The full Lydford Gorge walk spans approximately three miles, requiring up to two hours to complete. Caution is advised, as the terrain features treacherous sections with steep inclines and narrow, occasionally slippery paths. Essential walking boots are recommended. For a more accessible stroll with breathtaking gorge views, opt for the winding upper path.
Choosing the upper path leads to a fork, where you can descend gently to the riverside or take a quicker route via 220 steep steps. Both paths converge at the bottom of the gorge, where the River Lyd crashes and flows in a spectacular manner.
Following the riverside path in the gorge unveils small waterfalls, leading to the White Lady waterfall, named after a local legend of a ghostly lady occasionally spotted in a long white gown.
The rushing streams create a captivating spectacle, with thundering water cascading into pools and swirling like an avalanche. The noise is so intense that conversations become a challenge over the torrent.
Wooden walkways in parts of the gorge route elevate you to higher viewpoints, offering a unique perspective of the swirling water from above.
Explore the most dramatic section of the River Lyd on this challenging circular trail. It’s an exhilarating trail through ancient woodland and the rocky gorge to the towering Whitelady Waterfall and the roaring Devil’s Cauldron.
Two Moors Way
Stretching just over 100 miles/160km from Ivybridge in the south to Lynmouth in the north, this renowned path connects Dartmoor and Exmoor National Parks. Showcasing diverse scenery, the trail encompasses a stretch of moorland wilderness, the picturesque River Dart Valley, unspoiled central Devon, and Exmoor’s deep wooded valleys with panoramic moorland views.
Walking the route is generally easy, featuring one or two challenging sections. It is well-marked, except for the open moorland parts that demand navigational skills. Public transport is accessible in towns and villages along the route, facilitating flexible hikes with bus connections at Ivybridge, Bennett’s Cross, Chagford, Drewsteignton, Morchard Road, Morchard Bishop, Witheridge, and Lynmouth. Morchard Road is part of the Tarka Railway Line between Exeter and Barnstaple.

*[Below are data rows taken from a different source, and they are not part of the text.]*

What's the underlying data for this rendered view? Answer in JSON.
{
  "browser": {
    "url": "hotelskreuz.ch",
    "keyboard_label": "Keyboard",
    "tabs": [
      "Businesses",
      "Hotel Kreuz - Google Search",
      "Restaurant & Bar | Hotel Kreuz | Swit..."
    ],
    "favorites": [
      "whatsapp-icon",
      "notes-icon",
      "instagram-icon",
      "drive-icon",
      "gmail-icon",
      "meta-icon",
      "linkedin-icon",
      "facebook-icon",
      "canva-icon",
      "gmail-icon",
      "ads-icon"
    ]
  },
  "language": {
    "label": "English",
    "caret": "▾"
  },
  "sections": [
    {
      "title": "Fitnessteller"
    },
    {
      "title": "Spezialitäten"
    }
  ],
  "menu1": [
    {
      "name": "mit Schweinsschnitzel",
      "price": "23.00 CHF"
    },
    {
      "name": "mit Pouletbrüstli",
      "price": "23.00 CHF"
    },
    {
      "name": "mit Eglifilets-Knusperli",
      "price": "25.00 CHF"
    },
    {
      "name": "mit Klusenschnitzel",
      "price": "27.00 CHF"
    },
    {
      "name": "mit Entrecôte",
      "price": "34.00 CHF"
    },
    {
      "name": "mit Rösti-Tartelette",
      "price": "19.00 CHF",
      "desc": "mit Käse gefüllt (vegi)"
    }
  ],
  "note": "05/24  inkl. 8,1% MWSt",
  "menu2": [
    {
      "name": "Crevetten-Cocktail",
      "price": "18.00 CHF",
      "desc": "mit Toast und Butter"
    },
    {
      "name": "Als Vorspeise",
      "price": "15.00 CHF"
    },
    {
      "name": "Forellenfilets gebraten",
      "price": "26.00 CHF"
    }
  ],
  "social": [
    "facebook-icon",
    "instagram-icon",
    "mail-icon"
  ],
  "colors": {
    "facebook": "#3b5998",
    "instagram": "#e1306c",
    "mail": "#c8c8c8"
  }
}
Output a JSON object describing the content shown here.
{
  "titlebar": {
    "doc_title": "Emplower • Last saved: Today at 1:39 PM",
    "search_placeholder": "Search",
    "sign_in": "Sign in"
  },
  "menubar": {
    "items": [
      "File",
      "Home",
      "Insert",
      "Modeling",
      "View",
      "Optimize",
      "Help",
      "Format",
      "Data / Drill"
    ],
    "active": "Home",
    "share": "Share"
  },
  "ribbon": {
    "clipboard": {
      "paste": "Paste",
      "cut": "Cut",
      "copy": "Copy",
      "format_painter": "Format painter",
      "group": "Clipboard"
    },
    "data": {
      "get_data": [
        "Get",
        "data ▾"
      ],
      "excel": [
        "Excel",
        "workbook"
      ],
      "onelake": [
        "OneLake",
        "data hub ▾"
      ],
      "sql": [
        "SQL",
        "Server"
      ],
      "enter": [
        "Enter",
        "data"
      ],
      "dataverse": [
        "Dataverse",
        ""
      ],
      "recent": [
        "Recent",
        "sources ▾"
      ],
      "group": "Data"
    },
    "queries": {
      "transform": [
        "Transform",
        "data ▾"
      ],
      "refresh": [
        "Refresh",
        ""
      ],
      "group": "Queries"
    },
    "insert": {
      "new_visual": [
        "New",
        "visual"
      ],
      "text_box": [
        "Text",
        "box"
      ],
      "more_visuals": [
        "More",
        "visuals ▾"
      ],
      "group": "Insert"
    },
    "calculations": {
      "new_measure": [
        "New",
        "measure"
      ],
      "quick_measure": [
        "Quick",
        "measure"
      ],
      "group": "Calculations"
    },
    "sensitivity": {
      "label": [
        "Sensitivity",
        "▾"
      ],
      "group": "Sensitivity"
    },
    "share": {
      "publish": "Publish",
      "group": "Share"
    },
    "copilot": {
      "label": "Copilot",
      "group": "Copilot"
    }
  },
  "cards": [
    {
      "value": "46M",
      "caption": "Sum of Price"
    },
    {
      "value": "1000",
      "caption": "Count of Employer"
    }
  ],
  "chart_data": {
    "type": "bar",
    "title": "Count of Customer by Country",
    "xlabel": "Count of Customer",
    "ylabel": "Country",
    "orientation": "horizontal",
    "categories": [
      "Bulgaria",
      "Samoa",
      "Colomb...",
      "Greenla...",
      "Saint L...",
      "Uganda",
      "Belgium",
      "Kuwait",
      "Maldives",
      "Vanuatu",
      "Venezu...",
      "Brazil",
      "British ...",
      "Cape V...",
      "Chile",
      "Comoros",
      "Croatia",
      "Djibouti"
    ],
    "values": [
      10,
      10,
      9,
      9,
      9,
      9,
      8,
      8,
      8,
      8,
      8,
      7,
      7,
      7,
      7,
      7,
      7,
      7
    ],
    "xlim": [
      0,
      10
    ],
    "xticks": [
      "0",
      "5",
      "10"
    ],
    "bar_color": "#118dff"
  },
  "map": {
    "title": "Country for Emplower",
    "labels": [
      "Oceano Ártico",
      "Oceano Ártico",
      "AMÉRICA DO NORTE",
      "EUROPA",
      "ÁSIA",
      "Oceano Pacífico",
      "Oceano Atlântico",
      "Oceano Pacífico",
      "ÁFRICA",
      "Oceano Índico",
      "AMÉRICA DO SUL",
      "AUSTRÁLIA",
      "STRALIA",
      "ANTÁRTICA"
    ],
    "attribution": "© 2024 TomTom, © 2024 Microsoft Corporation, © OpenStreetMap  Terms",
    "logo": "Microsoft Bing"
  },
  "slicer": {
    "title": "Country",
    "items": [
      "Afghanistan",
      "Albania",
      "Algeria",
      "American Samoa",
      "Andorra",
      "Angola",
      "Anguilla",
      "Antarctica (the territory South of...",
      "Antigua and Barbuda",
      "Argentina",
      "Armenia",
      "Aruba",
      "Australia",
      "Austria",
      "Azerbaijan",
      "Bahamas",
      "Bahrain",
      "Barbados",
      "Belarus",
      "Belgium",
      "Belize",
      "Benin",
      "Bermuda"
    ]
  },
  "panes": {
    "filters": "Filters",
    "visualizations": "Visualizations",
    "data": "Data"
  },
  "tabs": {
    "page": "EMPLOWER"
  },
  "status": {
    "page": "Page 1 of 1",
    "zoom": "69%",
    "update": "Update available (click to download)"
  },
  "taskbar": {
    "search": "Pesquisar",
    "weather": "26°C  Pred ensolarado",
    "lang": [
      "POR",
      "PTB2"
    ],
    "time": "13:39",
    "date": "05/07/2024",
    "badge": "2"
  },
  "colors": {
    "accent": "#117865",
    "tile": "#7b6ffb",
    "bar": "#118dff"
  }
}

Facilities are available in Ivybridge, Widecombe, Chagford, Simonsbath, and Lynmouth. The terrain is mostly easy, with a few challenging stretches, and a portion of open moorland walking requiring navigational skills.